YOUR OBJECTIVE
What lines in the material hold the string "subtitle"? Copy out each of them.

RAW DATA
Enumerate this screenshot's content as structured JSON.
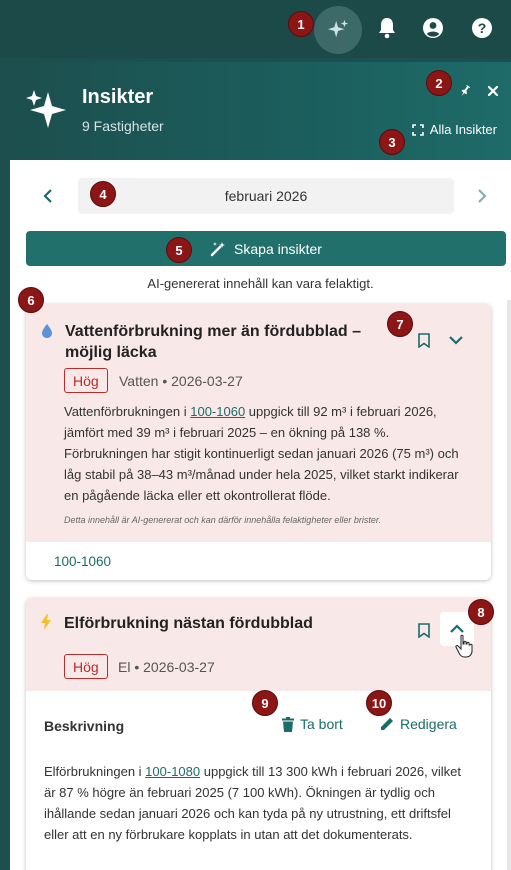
{
  "panel": {
    "title": "Insikter",
    "subtitle": "9 Fastigheter",
    "all_insights_label": "Alla Insikter"
  },
  "period": {
    "month": "februari 2026"
  },
  "create_button": {
    "label": "Skapa insikter"
  },
  "disclaimer": "AI-genererat innehåll kan vara felaktigt.",
  "cards": [
    {
      "title_line1": "Vattenförbrukning mer än fördubblad –",
      "title_line2": "möjlig läcka",
      "severity": "Hög",
      "meta": "Vatten • 2026-03-27",
      "text_before_link": "Vattenförbrukningen i ",
      "link": "100-1060",
      "text_after_link": " uppgick till 92 m³ i februari 2026, jämfört med 39 m³ i februari 2025 – en ökning på 138 %. Förbrukningen har stigit kontinuerligt sedan januari 2026 (75 m³) och låg stabil på 38–43 m³/månad under hela 2025, vilket starkt indikerar en pågående läcka eller ett okontrollerat flöde.",
      "ai_note": "Detta innehåll är AI-genererat och kan därför innehålla felaktigheter eller brister.",
      "property": "100-1060"
    },
    {
      "title": "Elförbrukning nästan fördubblad",
      "severity": "Hög",
      "meta": "El • 2026-03-27",
      "section_label": "Beskrivning",
      "delete_label": "Ta bort",
      "edit_label": "Redigera",
      "text_before_link": "Elförbrukningen i ",
      "link": "100-1080",
      "text_after_link": " uppgick till 13 300 kWh i februari 2026, vilket är 87 % högre än februari 2025 (7 100 kWh). Ökningen är tydlig och ihållande sedan januari 2026 och kan tyda på ny utrustning, ett driftsfel eller att en ny förbrukare kopplats in utan att det dokumenterats."
    }
  ],
  "markers": [
    "1",
    "2",
    "3",
    "4",
    "5",
    "6",
    "7",
    "8",
    "9",
    "10"
  ],
  "colors": {
    "accent": "#22706c",
    "header": "#1c4a49",
    "alert_bg": "#f9e8e8",
    "severity": "#b92c2c"
  }
}
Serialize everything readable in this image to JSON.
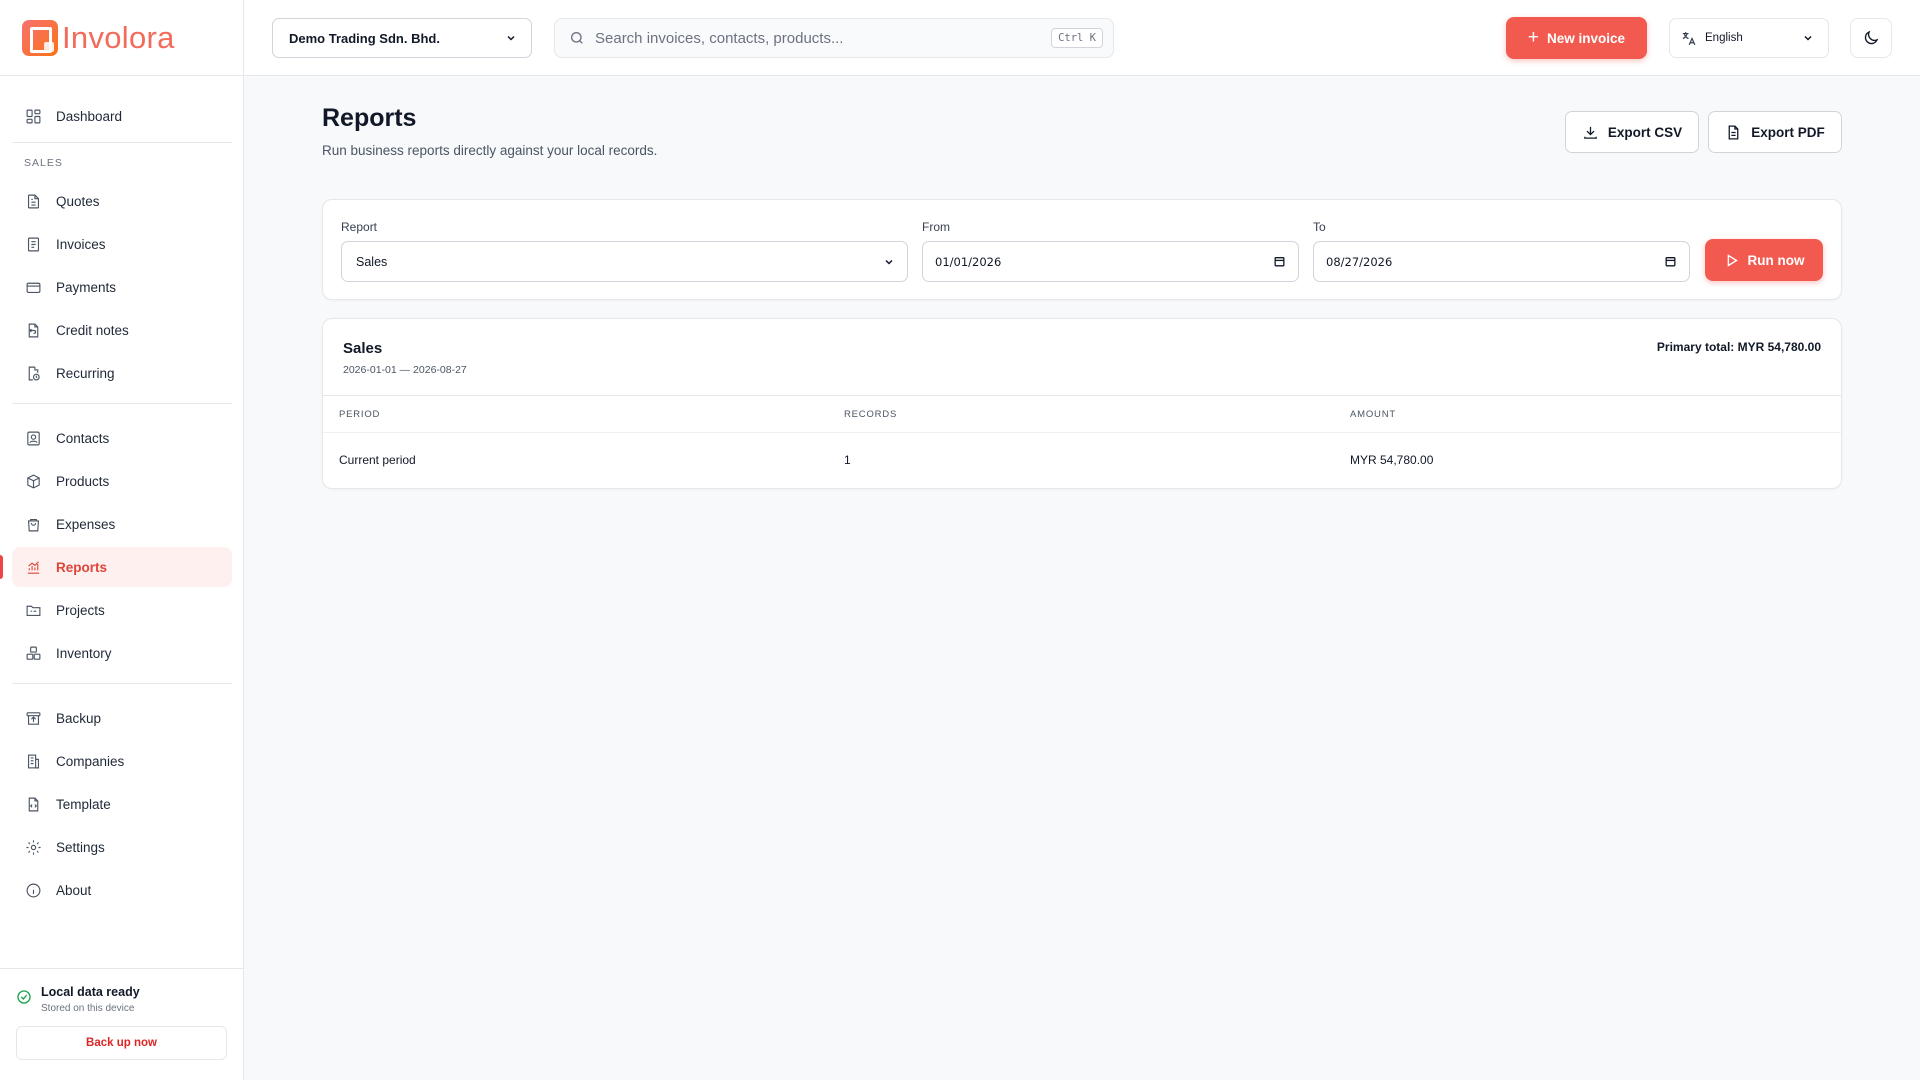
{
  "app": {
    "name": "Involora"
  },
  "sidebar": {
    "dashboard": "Dashboard",
    "section_sales": "SALES",
    "sales_items": [
      "Quotes",
      "Invoices",
      "Payments",
      "Credit notes",
      "Recurring"
    ],
    "items_group2": [
      "Contacts",
      "Products",
      "Expenses",
      "Reports",
      "Projects",
      "Inventory"
    ],
    "items_group3": [
      "Backup",
      "Companies",
      "Template",
      "Settings",
      "About"
    ],
    "active": "Reports",
    "status_title": "Local data ready",
    "status_sub": "Stored on this device",
    "backup_button": "Back up now"
  },
  "topbar": {
    "company": "Demo Trading Sdn. Bhd.",
    "search_placeholder": "Search invoices, contacts, products...",
    "search_shortcut": "Ctrl K",
    "new_invoice": "New invoice",
    "language": "English"
  },
  "page": {
    "title": "Reports",
    "subtitle": "Run business reports directly against your local records.",
    "export_csv": "Export CSV",
    "export_pdf": "Export PDF"
  },
  "filters": {
    "report_label": "Report",
    "report_value": "Sales",
    "from_label": "From",
    "from_value": "01/01/2026",
    "to_label": "To",
    "to_value": "08/27/2026",
    "run_button": "Run now"
  },
  "result": {
    "title": "Sales",
    "range": "2026-01-01 — 2026-08-27",
    "primary_total": "Primary total: MYR 54,780.00",
    "columns": [
      "PERIOD",
      "RECORDS",
      "AMOUNT"
    ],
    "rows": [
      {
        "period": "Current period",
        "records": "1",
        "amount": "MYR 54,780.00"
      }
    ]
  },
  "colors": {
    "accent": "#f25a50",
    "active_bg": "#fdf0ee",
    "success": "#16a34a"
  }
}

TASK OUTPUT
    "subtitle": "9 Fastigheter",
    "subtitle": "Run business reports directly against your local records.",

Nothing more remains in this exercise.